**TASK**
Reproduce the entries that follow, exactly and in full.

+++

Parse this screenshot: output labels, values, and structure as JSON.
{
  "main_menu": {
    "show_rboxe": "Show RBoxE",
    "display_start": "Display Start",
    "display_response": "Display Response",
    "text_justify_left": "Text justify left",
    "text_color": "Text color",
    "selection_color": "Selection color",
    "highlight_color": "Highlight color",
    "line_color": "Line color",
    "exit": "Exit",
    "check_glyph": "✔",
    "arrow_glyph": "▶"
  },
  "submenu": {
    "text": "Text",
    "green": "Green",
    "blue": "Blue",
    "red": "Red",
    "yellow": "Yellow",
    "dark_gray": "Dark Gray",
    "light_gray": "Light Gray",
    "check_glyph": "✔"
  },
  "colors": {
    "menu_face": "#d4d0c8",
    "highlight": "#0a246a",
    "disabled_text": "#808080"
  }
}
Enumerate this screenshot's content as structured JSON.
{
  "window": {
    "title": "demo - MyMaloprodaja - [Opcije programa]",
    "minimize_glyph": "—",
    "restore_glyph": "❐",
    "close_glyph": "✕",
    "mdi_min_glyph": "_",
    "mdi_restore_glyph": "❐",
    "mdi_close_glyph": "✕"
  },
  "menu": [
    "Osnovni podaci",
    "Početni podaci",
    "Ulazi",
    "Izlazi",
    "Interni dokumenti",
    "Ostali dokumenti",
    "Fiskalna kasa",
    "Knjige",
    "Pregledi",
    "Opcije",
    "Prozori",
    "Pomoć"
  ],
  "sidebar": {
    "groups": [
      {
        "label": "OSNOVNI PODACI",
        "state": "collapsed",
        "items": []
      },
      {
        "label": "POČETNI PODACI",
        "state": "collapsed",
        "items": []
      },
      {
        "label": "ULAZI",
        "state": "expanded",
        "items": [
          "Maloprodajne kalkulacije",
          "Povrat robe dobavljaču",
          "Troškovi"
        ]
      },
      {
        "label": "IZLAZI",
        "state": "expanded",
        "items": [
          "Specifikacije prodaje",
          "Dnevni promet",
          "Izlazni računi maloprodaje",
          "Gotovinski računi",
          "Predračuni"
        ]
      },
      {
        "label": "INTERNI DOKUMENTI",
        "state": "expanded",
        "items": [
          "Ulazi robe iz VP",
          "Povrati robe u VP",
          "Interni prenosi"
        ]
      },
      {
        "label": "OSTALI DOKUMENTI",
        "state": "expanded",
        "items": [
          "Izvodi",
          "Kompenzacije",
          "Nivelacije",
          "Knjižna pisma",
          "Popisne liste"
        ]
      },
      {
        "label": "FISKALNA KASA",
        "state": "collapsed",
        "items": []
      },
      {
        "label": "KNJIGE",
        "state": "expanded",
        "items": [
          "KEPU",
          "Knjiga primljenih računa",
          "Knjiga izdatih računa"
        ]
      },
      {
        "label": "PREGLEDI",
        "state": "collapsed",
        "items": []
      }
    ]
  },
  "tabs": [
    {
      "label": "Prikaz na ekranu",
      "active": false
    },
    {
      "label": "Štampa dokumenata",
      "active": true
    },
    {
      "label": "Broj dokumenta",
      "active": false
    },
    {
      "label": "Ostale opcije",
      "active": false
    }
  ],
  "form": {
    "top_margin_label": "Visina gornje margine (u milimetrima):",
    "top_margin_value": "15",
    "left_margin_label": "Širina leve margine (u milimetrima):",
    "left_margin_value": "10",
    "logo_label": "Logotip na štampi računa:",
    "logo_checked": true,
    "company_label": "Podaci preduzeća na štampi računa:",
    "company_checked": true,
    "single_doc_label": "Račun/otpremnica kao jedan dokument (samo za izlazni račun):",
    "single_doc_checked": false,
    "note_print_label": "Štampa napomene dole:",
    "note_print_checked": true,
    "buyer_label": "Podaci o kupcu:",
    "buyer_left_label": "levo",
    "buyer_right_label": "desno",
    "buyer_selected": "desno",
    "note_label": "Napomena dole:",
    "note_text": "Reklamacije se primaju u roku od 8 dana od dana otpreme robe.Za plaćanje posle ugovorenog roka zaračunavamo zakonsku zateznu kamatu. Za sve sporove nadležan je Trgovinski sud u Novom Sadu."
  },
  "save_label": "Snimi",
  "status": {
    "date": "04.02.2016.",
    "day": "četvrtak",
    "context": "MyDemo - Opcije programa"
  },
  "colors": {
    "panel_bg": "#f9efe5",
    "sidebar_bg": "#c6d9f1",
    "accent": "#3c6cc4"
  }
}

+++

**REPLY TO THE EXERCISE**
Parse this screenshot: output labels, values, and structure as JSON.
{
  "main_menu": {
    "show_rboxe": "Show RBoxE",
    "display_start": "Display Start",
    "display_response": "Display Response",
    "text_justify_left": "Text justify left",
    "text_color": "Text color",
    "selection_color": "Selection color",
    "highlight_color": "Highlight color",
    "line_color": "Line color",
    "exit": "Exit",
    "check_glyph": "✔",
    "arrow_glyph": "▶"
  },
  "submenu": {
    "text": "Text",
    "green": "Green",
    "blue": "Blue",
    "red": "Red",
    "yellow": "Yellow",
    "dark_gray": "Dark Gray",
    "light_gray": "Light Gray",
    "check_glyph": "✔"
  },
  "colors": {
    "menu_face": "#d4d0c8",
    "highlight": "#0a246a",
    "disabled_text": "#808080"
  }
}
Enumerate this screenshot's content as structured JSON.
{
  "window": {
    "title": "demo - MyMaloprodaja - [Opcije programa]",
    "minimize_glyph": "—",
    "restore_glyph": "❐",
    "close_glyph": "✕",
    "mdi_min_glyph": "_",
    "mdi_restore_glyph": "❐",
    "mdi_close_glyph": "✕"
  },
  "menu": [
    "Osnovni podaci",
    "Početni podaci",
    "Ulazi",
    "Izlazi",
    "Interni dokumenti",
    "Ostali dokumenti",
    "Fiskalna kasa",
    "Knjige",
    "Pregledi",
    "Opcije",
    "Prozori",
    "Pomoć"
  ],
  "sidebar": {
    "groups": [
      {
        "label": "OSNOVNI PODACI",
        "state": "collapsed",
        "items": []
      },
      {
        "label": "POČETNI PODACI",
        "state": "collapsed",
        "items": []
      },
      {
        "label": "ULAZI",
        "state": "expanded",
        "items": [
          "Maloprodajne kalkulacije",
          "Povrat robe dobavljaču",
          "Troškovi"
        ]
      },
      {
        "label": "IZLAZI",
        "state": "expanded",
        "items": [
          "Specifikacije prodaje",
          "Dnevni promet",
          "Izlazni računi maloprodaje",
          "Gotovinski računi",
          "Predračuni"
        ]
      },
      {
        "label": "INTERNI DOKUMENTI",
        "state": "expanded",
        "items": [
          "Ulazi robe iz VP",
          "Povrati robe u VP",
          "Interni prenosi"
        ]
      },
      {
        "label": "OSTALI DOKUMENTI",
        "state": "expanded",
        "items": [
          "Izvodi",
          "Kompenzacije",
          "Nivelacije",
          "Knjižna pisma",
          "Popisne liste"
        ]
      },
      {
        "label": "FISKALNA KASA",
        "state": "collapsed",
        "items": []
      },
      {
        "label": "KNJIGE",
        "state": "expanded",
        "items": [
          "KEPU",
          "Knjiga primljenih računa",
          "Knjiga izdatih računa"
        ]
      },
      {
        "label": "PREGLEDI",
        "state": "collapsed",
        "items": []
      }
    ]
  },
  "tabs": [
    {
      "label": "Prikaz na ekranu",
      "active": false
    },
    {
      "label": "Štampa dokumenata",
      "active": true
    },
    {
      "label": "Broj dokumenta",
      "active": false
    },
    {
      "label": "Ostale opcije",
      "active": false
    }
  ],
  "form": {
    "top_margin_label": "Visina gornje margine (u milimetrima):",
    "top_margin_value": "15",
    "left_margin_label": "Širina leve margine (u milimetrima):",
    "left_margin_value": "10",
    "logo_label": "Logotip na štampi računa:",
    "logo_checked": true,
    "company_label": "Podaci preduzeća na štampi računa:",
    "company_checked": true,
    "single_doc_label": "Račun/otpremnica kao jedan dokument (samo za izlazni račun):",
    "single_doc_checked": false,
    "note_print_label": "Štampa napomene dole:",
    "note_print_checked": true,
    "buyer_label": "Podaci o kupcu:",
    "buyer_left_label": "levo",
    "buyer_right_label": "desno",
    "buyer_selected": "desno",
    "note_label": "Napomena dole:",
    "note_text": "Reklamacije se primaju u roku od 8 dana od dana otpreme robe.Za plaćanje posle ugovorenog roka zaračunavamo zakonsku zateznu kamatu. Za sve sporove nadležan je Trgovinski sud u Novom Sadu."
  },
  "save_label": "Snimi",
  "status": {
    "date": "04.02.2016.",
    "day": "četvrtak",
    "context": "MyDemo - Opcije programa"
  },
  "colors": {
    "panel_bg": "#f9efe5",
    "sidebar_bg": "#c6d9f1",
    "accent": "#3c6cc4"
  }
}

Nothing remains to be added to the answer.